Each and every individual at your organisation has the power to influence recognition. But those that lead teams — your managers — arguably wield the greatest influence. I’ve spent years training teams of all sizes, from all industries on how to incorporate employee recognition best practices into their day-to-day, and I really believe in the results that manager-led recognition can create. But it doesn’t happen overnight.
As a leader in your organisation, it’s your role (and our job!) to help train managers and others in your business to use recognition strategically for the biggest impact on your business.
Here are five ways you can help get managers on board:
1. Recognise frequently and consistently
Instead of waiting for monthly or annual awards (that often only recognise 5% of your organisation anyway), provide ways to both privately and publicly recognise the daily achievements of individuals within your team.
Whether it’s an eCard that you send whenever someone demonstrates a value, a practice of sharing recognitions at the start of regular meetings, or it’s a seasonal award that’s available for certain times in the year – remind your managers that feedback and recognition are things that people need regularly. It's something they need to build into how they operate and communicate with their team.
2. Ask employees how they prefer to be recognised and share with managers
While most employees appreciate their contribution being acknowledged in front of a broader audience, not everyone wants their name up in lights. Some people may find being put in the spotlight at a team or company meeting embarrassing, so that type of public recognition can be distracting or at worst, a demotivator at work.
So what’s a manager to do? Work with what your team needs, of course.
Understand that someone might prefer a private email or note of acknowledgement while their colleague wants to have their name mentioned during a team meeting. The best way to know what will be the most motivating for your team is to simply ask them, and to spend time getting to know the methods of feedback that are most effective for them.
3. Give managers the tools they need
While continuous peer-to-peer recognition is important for creating a great culture from the ground up, never underestimate the value of recognition that comes from the person you report to. Giving managers the ability to give specific eCards or awards at their discretion gives them a powerful tool in their management arsenal, and helps them and employees more easily distinguish between good and great work.
In 2014, Thales’ annual people survey highlighted that employees didn’t think saying “thank you” was part of the Thales culture, with managers, in particular, feeling that they didn’t have the discretion to reward their employees for going the extra mile.
To combat this, Thales put together a project team to implement a robust recognition offering which would link with organisational behaviours and business performance. Here's a peek at its eCards and manager-led recognition tools which we helped them put in place:
Create guidelines and suggestions, and educate managers about how and when to use these specific awards. Don’t worry about overuse unless it actually becomes an issue!
4. Gather ideas from managers

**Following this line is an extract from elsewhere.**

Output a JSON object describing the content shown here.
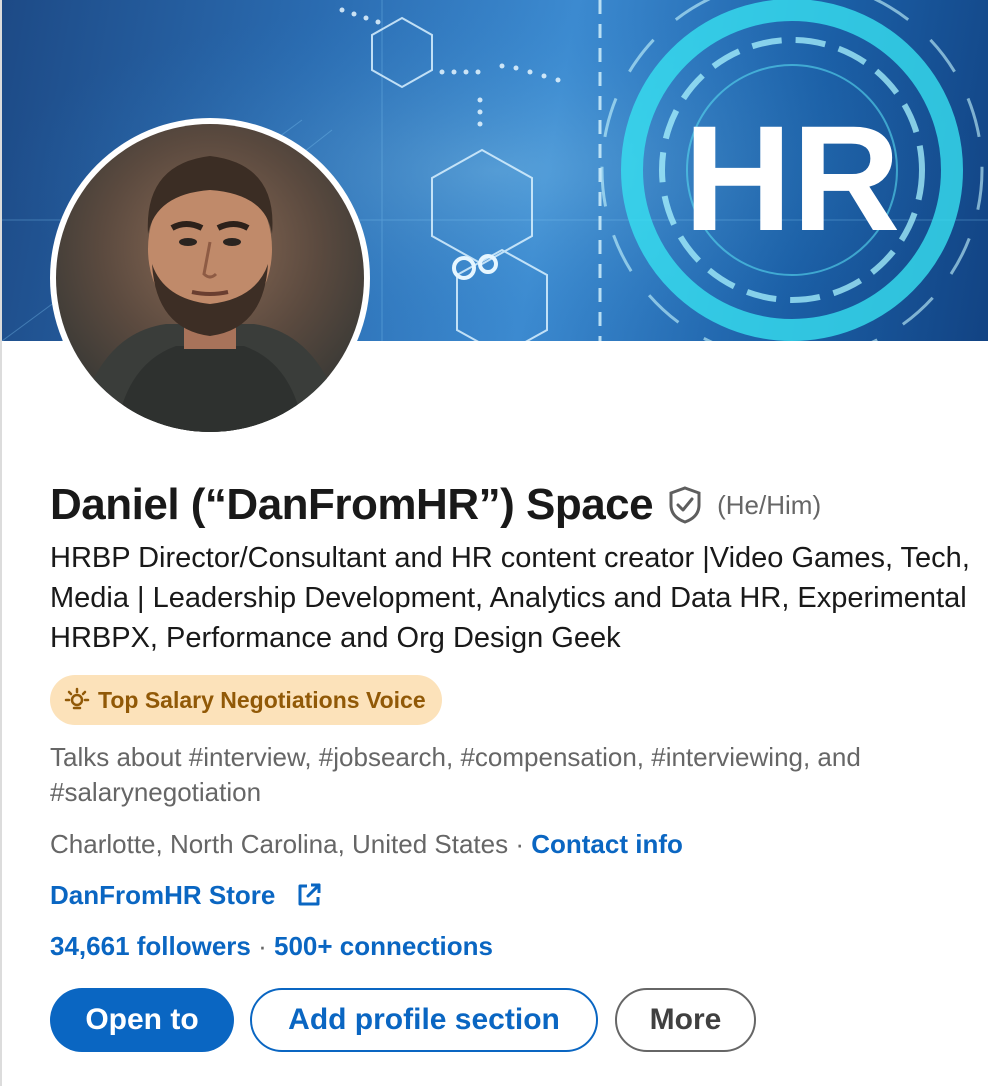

If you’re still struggling to get managers participating in your employee recognition programme, then reach out and find out what it is that they find challenging. One of our clients did this when they were refreshing their recognition programme and found that most of them were nervous that what they were writing in their eCards would be “wrong.”
To help address this, the company redesigned the eCards to improve employee recognition messages, by including words and examples of the different behaviours that employees could use to help them write their recognition.
The number of eCards and award nominations increased as soon as they launched the new designs, and the HR team would share those numbers at the weekly leadership meeting, showing which teams and individuals were most active in the programme. This helped create a sense of excitement and accountability, which continues to improve participation across the company.
5. Remind managers that variety works best
As we’ve seen with the manager/employee gap research, many managers think they’re recognising employees regularly but employees don’t agree. If employees keep hearing the same message sent in the same way, they may stop listening.
There’s no cookie-cutter approach, so the recognition or reward that works for one employee isn’t necessarily going to work for another.
Provide your managers with ideas of low-cost ways they can recognise or reward their employees that are outside the box – sometimes being asked to be involved in a project that will help them develop skills they’ve expressed interest in, or giving them a day off after working long hours to get a project over the line are going to be more effective options than waiting months to nominate them for an annual award.
While there’s no magic wand, these tips can help make recognition front-of-mind for managers who aren’t used to recognising their people. If you have more tips, I’d love to hear from you!